# WHAT NEEDS TO BE DONE
Go through the lines below one by one and count those holding the string "screenshot". Give the count alone.

[Dataset rows describing interfaces]
——————————
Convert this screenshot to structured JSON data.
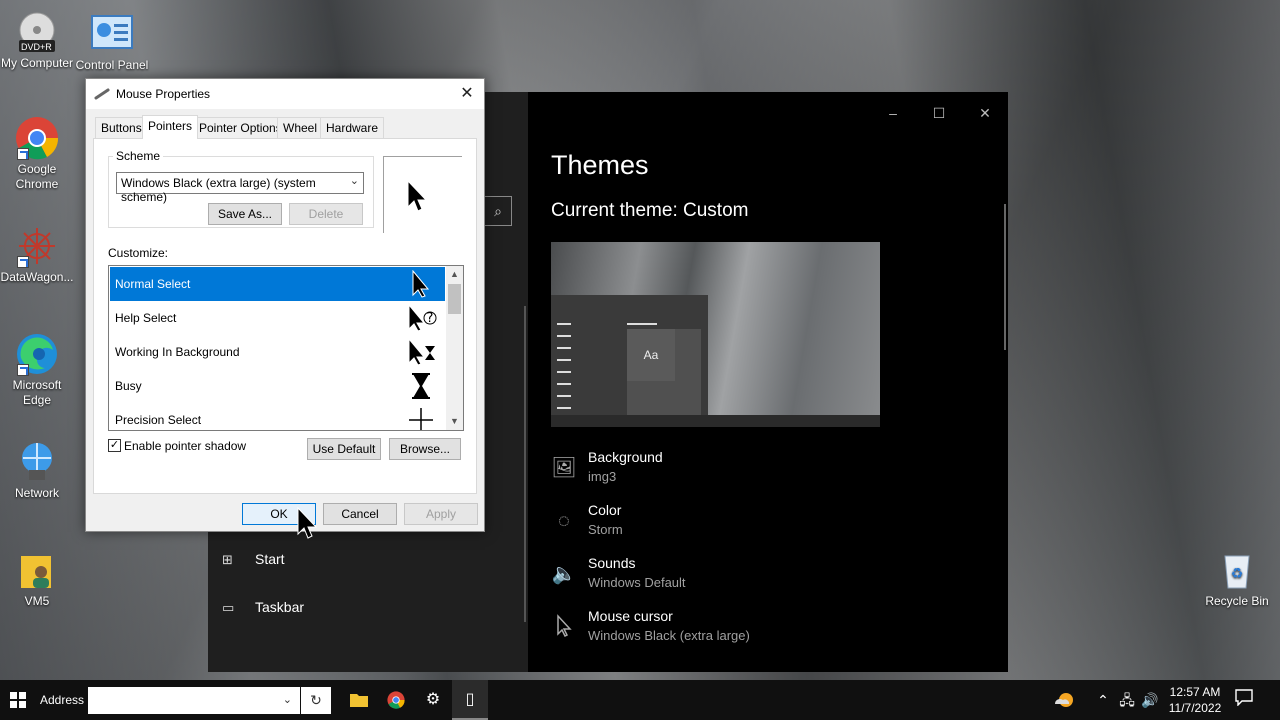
{
  "desktop": {
    "icons": [
      {
        "label": "My Computer",
        "sub": "DVD+R"
      },
      {
        "label": "Control Panel"
      },
      {
        "label": "Google Chrome"
      },
      {
        "label": "DataWagon..."
      },
      {
        "label": "Microsoft Edge"
      },
      {
        "label": "Network"
      },
      {
        "label": "VM5"
      },
      {
        "label": "Recycle Bin"
      }
    ]
  },
  "settings": {
    "title": "Themes",
    "current_theme": "Current theme: Custom",
    "preview_text": "Aa",
    "items": [
      {
        "label": "Background",
        "value": "img3",
        "icon": "picture-icon"
      },
      {
        "label": "Color",
        "value": "Storm",
        "icon": "palette-icon"
      },
      {
        "label": "Sounds",
        "value": "Windows Default",
        "icon": "speaker-icon"
      },
      {
        "label": "Mouse cursor",
        "value": "Windows Black (extra large)",
        "icon": "cursor-icon"
      }
    ],
    "nav": [
      {
        "label": "Start",
        "icon": "start-icon"
      },
      {
        "label": "Taskbar",
        "icon": "taskbar-icon"
      }
    ]
  },
  "dialog": {
    "title": "Mouse Properties",
    "tabs": [
      "Buttons",
      "Pointers",
      "Pointer Options",
      "Wheel",
      "Hardware"
    ],
    "active_tab": "Pointers",
    "scheme_label": "Scheme",
    "scheme_value": "Windows Black (extra large) (system scheme)",
    "save_as": "Save As...",
    "delete": "Delete",
    "customize_label": "Customize:",
    "list": [
      {
        "label": "Normal Select",
        "selected": true
      },
      {
        "label": "Help Select",
        "selected": false
      },
      {
        "label": "Working In Background",
        "selected": false
      },
      {
        "label": "Busy",
        "selected": false
      },
      {
        "label": "Precision Select",
        "selected": false
      }
    ],
    "enable_shadow": "Enable pointer shadow",
    "enable_shadow_checked": true,
    "use_default": "Use Default",
    "browse": "Browse...",
    "ok": "OK",
    "cancel": "Cancel",
    "apply": "Apply"
  },
  "taskbar": {
    "address_label": "Address",
    "address_value": "",
    "time": "12:57 AM",
    "date": "11/7/2022"
  }
}
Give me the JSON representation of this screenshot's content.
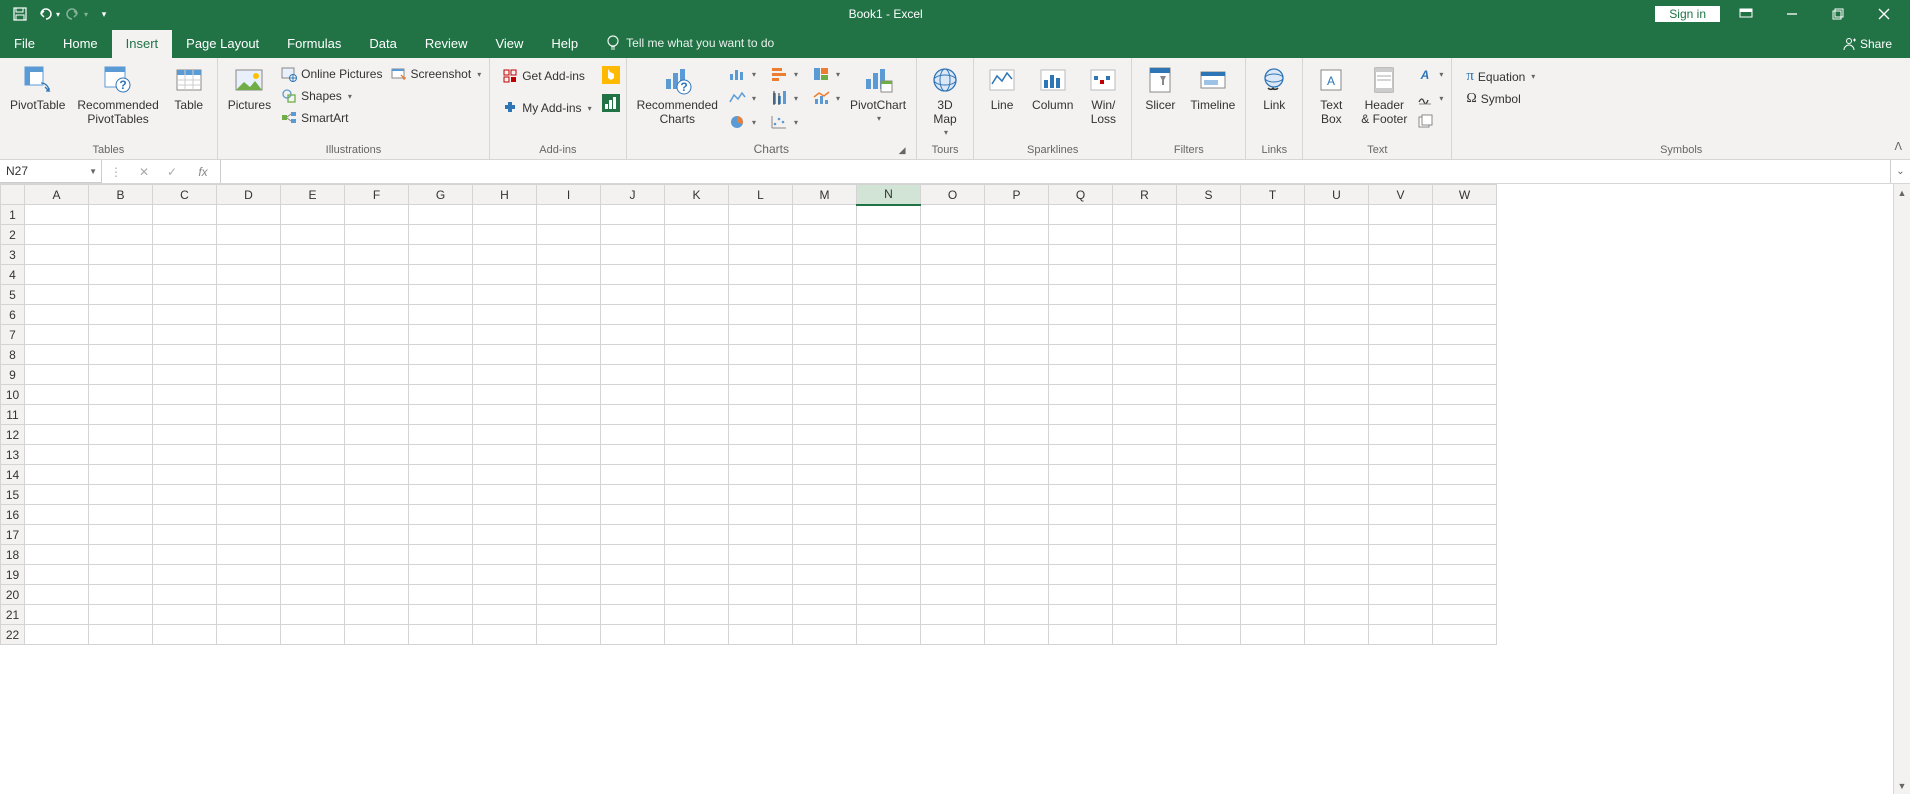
{
  "title": "Book1  -  Excel",
  "signin": "Sign in",
  "tabs": {
    "file": "File",
    "home": "Home",
    "insert": "Insert",
    "page_layout": "Page Layout",
    "formulas": "Formulas",
    "data": "Data",
    "review": "Review",
    "view": "View",
    "help": "Help",
    "tellme": "Tell me what you want to do",
    "share": "Share"
  },
  "ribbon": {
    "tables": {
      "label": "Tables",
      "pivottable": "PivotTable",
      "recommended": "Recommended\nPivotTables",
      "table": "Table"
    },
    "illustrations": {
      "label": "Illustrations",
      "pictures": "Pictures",
      "online_pictures": "Online Pictures",
      "shapes": "Shapes",
      "smartart": "SmartArt",
      "screenshot": "Screenshot"
    },
    "addins": {
      "label": "Add-ins",
      "get": "Get Add-ins",
      "my": "My Add-ins"
    },
    "charts": {
      "label": "Charts",
      "recommended": "Recommended\nCharts",
      "pivotchart": "PivotChart"
    },
    "tours": {
      "label": "Tours",
      "map": "3D\nMap"
    },
    "sparklines": {
      "label": "Sparklines",
      "line": "Line",
      "column": "Column",
      "winloss": "Win/\nLoss"
    },
    "filters": {
      "label": "Filters",
      "slicer": "Slicer",
      "timeline": "Timeline"
    },
    "links": {
      "label": "Links",
      "link": "Link"
    },
    "text": {
      "label": "Text",
      "textbox": "Text\nBox",
      "header": "Header\n& Footer"
    },
    "symbols": {
      "label": "Symbols",
      "equation": "Equation",
      "symbol": "Symbol"
    }
  },
  "namebox": "N27",
  "columns": [
    "A",
    "B",
    "C",
    "D",
    "E",
    "F",
    "G",
    "H",
    "I",
    "J",
    "K",
    "L",
    "M",
    "N",
    "O",
    "P",
    "Q",
    "R",
    "S",
    "T",
    "U",
    "V",
    "W"
  ],
  "rows": [
    "1",
    "2",
    "3",
    "4",
    "5",
    "6",
    "7",
    "8",
    "9",
    "10",
    "11",
    "12",
    "13",
    "14",
    "15",
    "16",
    "17",
    "18",
    "19",
    "20",
    "21",
    "22"
  ],
  "selected_col": "N"
}
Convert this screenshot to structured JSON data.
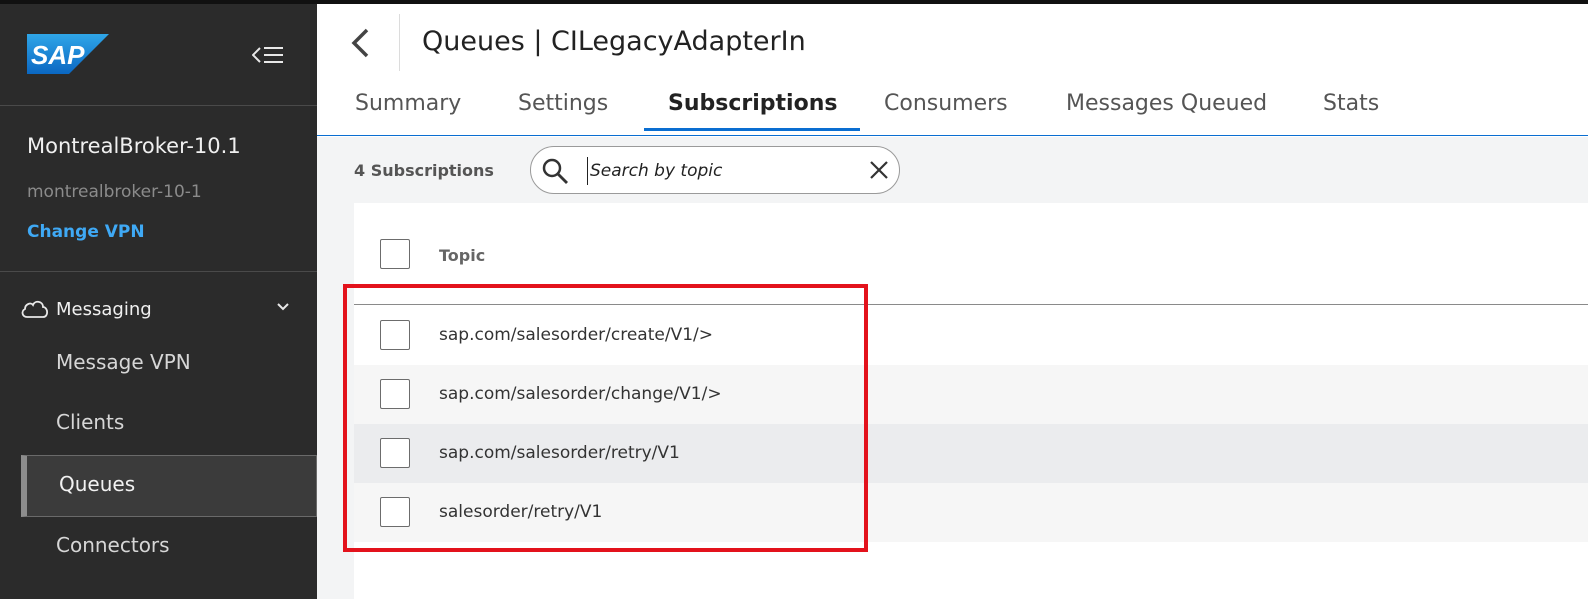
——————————
# ANSWER AREA
4